What Happened To Sang Lan, The Gymnast Who Broke Her Neck In 1998 Vaulting?

At the age of just 17, talented Chinese gymnast Sang Lan broke her neck while vaulting at a warmup for the Goodwill Games. Then, more than a decade later, the devastating accident became huge news again when Lan attempted to sue anyone and everyone for her injuries, claiming she had been mistreated by a number of parties. Lan was both hailed as a hero for her bravery and harshly judged for her lengthy lawsuits.

In 1998, Lan's neck broke when she lost control in the middle of a forward vault and hit the ground head-first. Her chin was pushed down against her chest, fracturing her sixth and seventh vertebrae. After a period of silence, Lan would claim that she was distracted when somebody moved a mat in the middle of her routine. The damage to Lan's spinal cord was so severe that her legs were left paralyzed and she lost a great deal of movement in her arms. Lawsuits aside, her courage in the face of adversity has brought her huge celebrity status in China where she is an advocate for the disabled.

San Lang celebrated

In the aftermath of her shocking accident, Sang Lan became the subject of fascination both in the U.S. and China. While in the hospital Lan was visited by an impressive lineup of celebrities — including Leonardo DiCaprio, Celine Dion, Christopher Reeve, and Al Gore. Thankfully the positive attention seems to have bolstered her spirit to some degree. She told China Daily, "I will never forget the moment Dicaprio appeared in my ward in New York, or the moment I dropped the Times Square ball for New Year's Eve 1999. Those moments encourage me to strive for a better life. I hope I can walk again, but if not, I can handle it.”

According to Northwest Asian Weekly, Lan finally returned to China in 1999 after 10 months in an American medical facility. At home, she was also widely celebrated and grew very popular. People called her "wheelchair angel" and "the pride of all Chinese," and in 2004 and 2008, she was given the opportunity to carry the Olympic torch.

Having become a major celebrity as well as an advocate for the disabled she began working with Nike to fight for good causes. After studying Broadcasting at Peking University, her fame secured her a TV show with the Star TV network.

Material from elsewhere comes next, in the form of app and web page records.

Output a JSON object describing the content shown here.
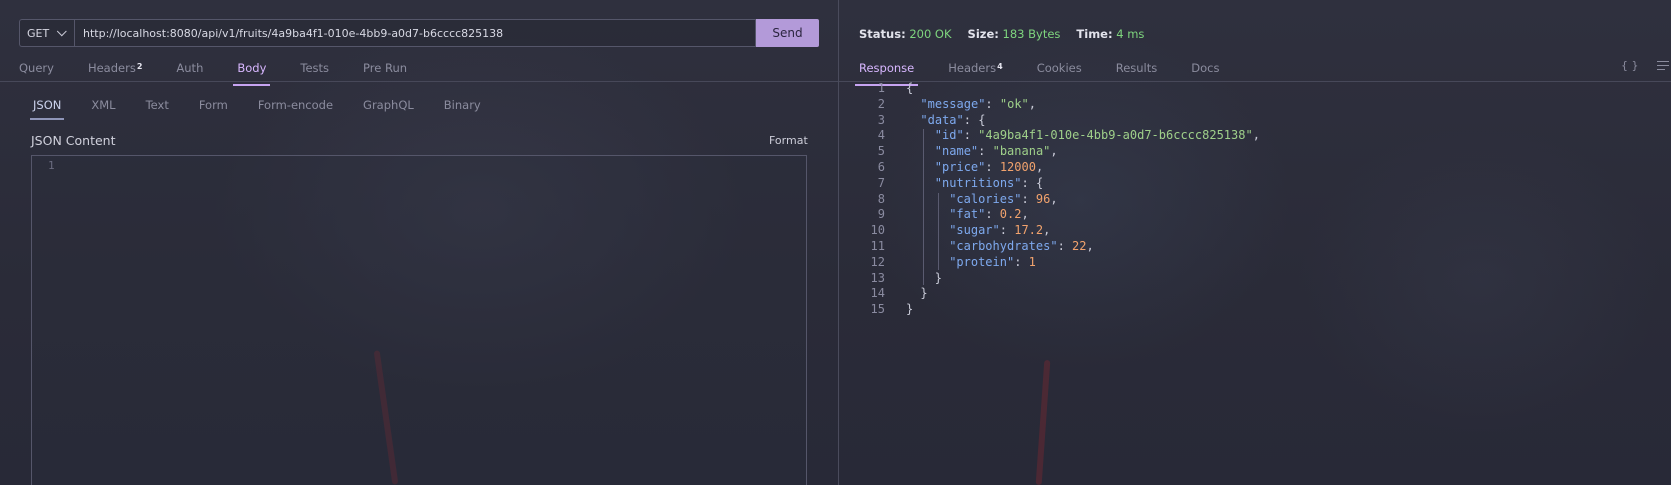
{
  "request": {
    "method": "GET",
    "url": "http://localhost:8080/api/v1/fruits/4a9ba4f1-010e-4bb9-a0d7-b6cccc825138",
    "send_label": "Send",
    "tabs": [
      {
        "label": "Query",
        "badge": ""
      },
      {
        "label": "Headers",
        "badge": "2"
      },
      {
        "label": "Auth",
        "badge": ""
      },
      {
        "label": "Body",
        "badge": "",
        "active": true
      },
      {
        "label": "Tests",
        "badge": ""
      },
      {
        "label": "Pre Run",
        "badge": ""
      }
    ],
    "body_types": [
      "JSON",
      "XML",
      "Text",
      "Form",
      "Form-encode",
      "GraphQL",
      "Binary"
    ],
    "body_active": "JSON",
    "json_content_label": "JSON Content",
    "format_label": "Format",
    "editor_line": "1"
  },
  "response": {
    "status_label": "Status:",
    "status_value": "200 OK",
    "size_label": "Size:",
    "size_value": "183 Bytes",
    "time_label": "Time:",
    "time_value": "4 ms",
    "tabs": [
      {
        "label": "Response",
        "badge": "",
        "active": true
      },
      {
        "label": "Headers",
        "badge": "4"
      },
      {
        "label": "Cookies",
        "badge": ""
      },
      {
        "label": "Results",
        "badge": ""
      },
      {
        "label": "Docs",
        "badge": ""
      }
    ],
    "braces_icon": "{ }",
    "body": {
      "message": "ok",
      "data": {
        "id": "4a9ba4f1-010e-4bb9-a0d7-b6cccc825138",
        "name": "banana",
        "price": 12000,
        "nutritions": {
          "calories": 96,
          "fat": 0.2,
          "sugar": 17.2,
          "carbohydrates": 22,
          "protein": 1
        }
      }
    }
  },
  "colors": {
    "accent": "#b39ad9",
    "active_tab": "#d8b7ff",
    "status_ok": "#7ed57e",
    "json_key": "#7ea9ee",
    "json_string": "#9fd08a",
    "json_number": "#f1a26d"
  }
}
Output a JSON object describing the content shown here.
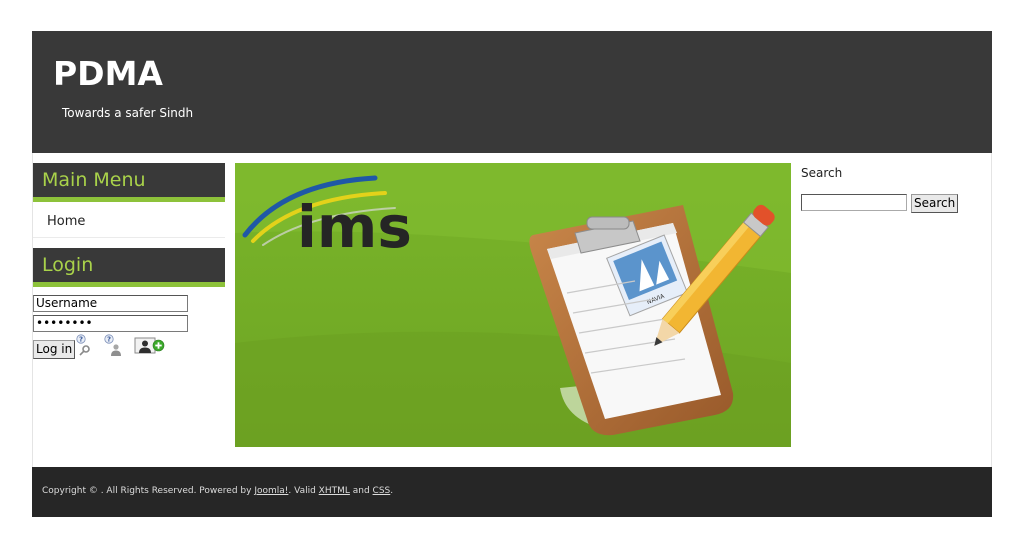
{
  "header": {
    "title": "PDMA",
    "tagline": "Towards a safer Sindh"
  },
  "main_menu": {
    "heading": "Main Menu",
    "items": [
      {
        "label": "Home"
      }
    ]
  },
  "login": {
    "heading": "Login",
    "username_value": "Username",
    "password_value": "password",
    "button_label": "Log in",
    "icons": [
      "forgot-password-icon",
      "forgot-username-icon",
      "register-icon"
    ]
  },
  "banner": {
    "logo_text": "ims",
    "clipboard_label": "NAVIA",
    "icons": [
      "clipboard-icon",
      "pencil-icon"
    ]
  },
  "search": {
    "label": "Search",
    "input_value": "",
    "button_label": "Search"
  },
  "footer": {
    "prefix": "Copyright © . All Rights Reserved. Powered by ",
    "joomla": "Joomla!",
    "mid": ". Valid ",
    "xhtml": "XHTML",
    "and": " and ",
    "css": "CSS",
    "suffix": "."
  },
  "colors": {
    "header_bg": "#393939",
    "footer_bg": "#262626",
    "accent_green": "#8dc23a",
    "module_title": "#a9d24a",
    "banner_green": "#7bb42a"
  }
}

The $1.65 billion lawsuit

More than a decade after the accident the less inspiring side of Sang Lan's story came to light. After many years of silence, Lan opted to file an enormous lawsuit in 2011. In a monumental $1.8 billion claim, Lan sued Time Warner, the U.S. Gymnastics Federation, the Chinese-American family who were appointed as her handlers in the U.S., TIG Insurance, Ted Turner, and Riverstone Claims Management (via Courthouse News).

In the complaint, Lan claimed that she had only fallen badly because a mat was moved during her routine. However, at the time, her appointed handlers — K.S. Liu and K.S. Gina Hiu-Hung — had not let her tell her story to the press. When she tried to explain, the couple told her that she had brain damage to keep her quiet. Lan's suit alleged that the wealthy Chinese-American couple were beholden to corrupt Chinese officials and that during her time in their care, Lan was subject to inappropriate touching and bathing by K.S. Liu and another male family member.

Unsurprisingly, Lan's lawsuit won her some enemies with critics calling her greedy. According to China Daily, an additional 17 people were added to the suit for sending her death and kidnapping threats online. According to Lan, the Liu family also launched a preemptive strike to try to deter the lawsuit — attempting to smear her as lazy and avaricious people and releasing her private emails and photos.

Lan's settlement

Sang Lan's enormous lawsuit resulted in a smaller payout than she was hoping for but she did receive some compensation. Part of her lawsuit hinged on the claim that Ted Turner and Time Warner were supposed to cover Lan's medical expenses, following a solemn promise by the GoodWill Games President (via Hollywood Reporter). It was also alleged that Time Warner shouldered some of the blame for the accident itself, on the grounds that they had allowed too many people to be on the floor during the event.

In the case of Time Warner, the judge ultimately ruled that any promises of compensation had been too vague to be legally binding and that Lan had not pursued legal action in a timely manner. On the other hand, Lan did receive some money from her claims. According to China Daily, Lan's lawyers reached a settlement with TIG Insurance, the company that had originally paid out for her treatment in America, and who underwrote all medical expenses for the games. As a result of the lawsuit, the company agreed to cover her medical expenses on the Chinese mainland as well.